Nutritional science investigates the metabolic and physiological responses of the body to diet. With advances in the fields of molecular biology, biochemistry, and genetics, the study of nutrition is increasingly concerned with metabolism and metabolic pathways: the sequences of biochemical steps through which substances in living things change from one form to another.
The human body contains chemical compounds, such as water, carbohydrates (sugar, starch, and fiber), amino acids (in proteins), fatty acids (in lipids), and nucleic acids (DNA and RNA). These compounds in turn consist of elements such as carbon, hydrogen, oxygen, nitrogen, phosphorus, calcium, iron, zinc, magnesium, manganese, and so on. All of these chemical compounds and elements occur in various forms and combinations (e.g. hormones, vitamins, phospholipids, hydroxyapatite), both in the human body and in the plant and animal organisms that humans eat.
The human body consists of elements and compounds ingested, digested, absorbed, and circulated through the bloodstream to feed the cells of the body. Except in the unborn fetus, the digestive system is the first system involved. In a typical adult, about seven liters of digestive juices enter the lumen of the digestive tract. These break chemical bonds in ingested molecules, and modulate their conformations and energy states. Though some molecules are absorbed into the bloodstream unchanged, digestive processes release them from the matrix of foods.

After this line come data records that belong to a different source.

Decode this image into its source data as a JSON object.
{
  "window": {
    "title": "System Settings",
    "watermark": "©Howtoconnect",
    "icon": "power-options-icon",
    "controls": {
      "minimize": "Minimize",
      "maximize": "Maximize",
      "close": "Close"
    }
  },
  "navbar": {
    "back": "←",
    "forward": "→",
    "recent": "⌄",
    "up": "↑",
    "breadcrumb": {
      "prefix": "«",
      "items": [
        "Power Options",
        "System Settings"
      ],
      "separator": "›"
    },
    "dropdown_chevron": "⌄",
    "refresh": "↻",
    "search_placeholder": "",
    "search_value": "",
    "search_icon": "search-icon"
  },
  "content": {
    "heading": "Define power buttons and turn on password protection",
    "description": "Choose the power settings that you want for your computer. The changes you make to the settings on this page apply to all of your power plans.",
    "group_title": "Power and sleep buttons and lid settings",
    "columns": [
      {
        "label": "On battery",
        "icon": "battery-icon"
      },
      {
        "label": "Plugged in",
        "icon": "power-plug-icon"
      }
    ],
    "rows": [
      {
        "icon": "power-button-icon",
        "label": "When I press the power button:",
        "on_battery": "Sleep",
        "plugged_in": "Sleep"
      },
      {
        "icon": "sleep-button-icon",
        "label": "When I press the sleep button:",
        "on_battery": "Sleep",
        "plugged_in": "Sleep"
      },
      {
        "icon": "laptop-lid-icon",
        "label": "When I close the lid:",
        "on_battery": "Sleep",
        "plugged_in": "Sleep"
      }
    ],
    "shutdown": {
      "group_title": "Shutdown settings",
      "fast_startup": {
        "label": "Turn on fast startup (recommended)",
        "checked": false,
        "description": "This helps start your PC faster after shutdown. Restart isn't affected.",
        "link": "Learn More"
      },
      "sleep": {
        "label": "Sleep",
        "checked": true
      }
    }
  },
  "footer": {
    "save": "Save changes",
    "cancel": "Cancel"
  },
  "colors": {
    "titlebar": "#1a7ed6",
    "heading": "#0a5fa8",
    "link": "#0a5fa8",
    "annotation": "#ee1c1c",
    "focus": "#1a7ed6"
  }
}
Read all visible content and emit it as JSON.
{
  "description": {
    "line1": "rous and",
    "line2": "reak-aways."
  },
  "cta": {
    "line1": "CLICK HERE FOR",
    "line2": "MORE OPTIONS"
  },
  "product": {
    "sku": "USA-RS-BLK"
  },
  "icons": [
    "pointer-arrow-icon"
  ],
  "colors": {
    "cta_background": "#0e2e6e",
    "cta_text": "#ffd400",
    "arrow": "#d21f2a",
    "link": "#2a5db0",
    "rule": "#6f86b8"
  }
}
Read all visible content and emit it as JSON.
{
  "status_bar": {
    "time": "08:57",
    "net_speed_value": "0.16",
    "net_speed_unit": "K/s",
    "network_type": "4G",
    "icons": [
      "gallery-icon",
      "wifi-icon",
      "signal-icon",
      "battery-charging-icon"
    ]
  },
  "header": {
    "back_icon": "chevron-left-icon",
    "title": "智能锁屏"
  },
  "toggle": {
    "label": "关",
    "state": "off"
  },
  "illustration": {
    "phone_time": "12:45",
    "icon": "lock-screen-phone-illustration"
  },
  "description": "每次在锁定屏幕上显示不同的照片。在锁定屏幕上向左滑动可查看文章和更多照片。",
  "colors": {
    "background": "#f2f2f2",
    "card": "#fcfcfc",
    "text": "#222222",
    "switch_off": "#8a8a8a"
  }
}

Unabsorbed matter, along with some waste products of metabolism, is eliminated from the body in the feces.